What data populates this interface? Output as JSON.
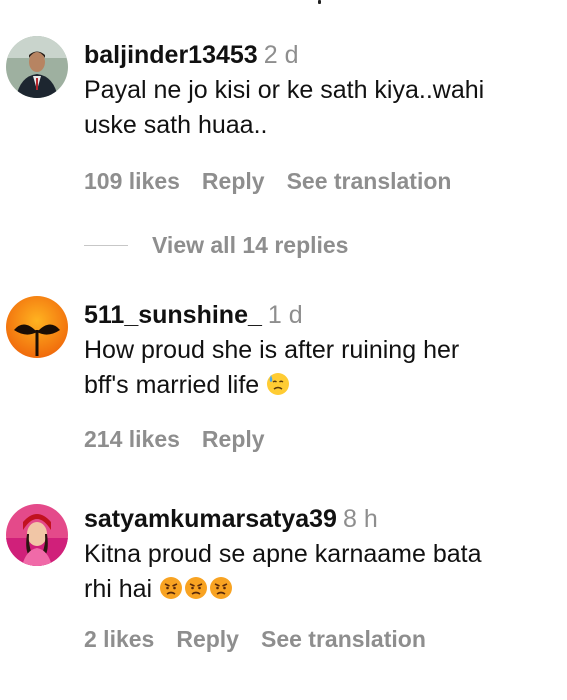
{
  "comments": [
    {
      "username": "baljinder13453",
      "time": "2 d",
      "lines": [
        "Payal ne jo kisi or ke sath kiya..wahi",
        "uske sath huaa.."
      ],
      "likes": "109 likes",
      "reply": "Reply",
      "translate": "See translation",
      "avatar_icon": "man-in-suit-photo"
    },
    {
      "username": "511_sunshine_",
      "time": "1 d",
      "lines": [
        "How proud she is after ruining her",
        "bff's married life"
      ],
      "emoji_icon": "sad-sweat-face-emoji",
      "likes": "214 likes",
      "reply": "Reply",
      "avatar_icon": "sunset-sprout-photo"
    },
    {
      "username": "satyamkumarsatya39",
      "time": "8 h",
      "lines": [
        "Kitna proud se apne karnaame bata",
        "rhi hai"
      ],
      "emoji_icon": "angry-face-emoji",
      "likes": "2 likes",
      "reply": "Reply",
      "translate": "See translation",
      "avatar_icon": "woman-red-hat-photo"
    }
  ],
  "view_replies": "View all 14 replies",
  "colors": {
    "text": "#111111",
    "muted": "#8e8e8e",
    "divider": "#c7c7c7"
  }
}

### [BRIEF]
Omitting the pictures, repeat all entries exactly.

### [WRITTEN RESPONSE]
What data populates this interface? Output as JSON.
{
  "comments": [
    {
      "username": "baljinder13453",
      "time": "2 d",
      "lines": [
        "Payal ne jo kisi or ke sath kiya..wahi",
        "uske sath huaa.."
      ],
      "likes": "109 likes",
      "reply": "Reply",
      "translate": "See translation",
      "avatar_icon": "man-in-suit-photo"
    },
    {
      "username": "511_sunshine_",
      "time": "1 d",
      "lines": [
        "How proud she is after ruining her",
        "bff's married life"
      ],
      "emoji_icon": "sad-sweat-face-emoji",
      "likes": "214 likes",
      "reply": "Reply",
      "avatar_icon": "sunset-sprout-photo"
    },
    {
      "username": "satyamkumarsatya39",
      "time": "8 h",
      "lines": [
        "Kitna proud se apne karnaame bata",
        "rhi hai"
      ],
      "emoji_icon": "angry-face-emoji",
      "likes": "2 likes",
      "reply": "Reply",
      "translate": "See translation",
      "avatar_icon": "woman-red-hat-photo"
    }
  ],
  "view_replies": "View all 14 replies",
  "colors": {
    "text": "#111111",
    "muted": "#8e8e8e",
    "divider": "#c7c7c7"
  }
}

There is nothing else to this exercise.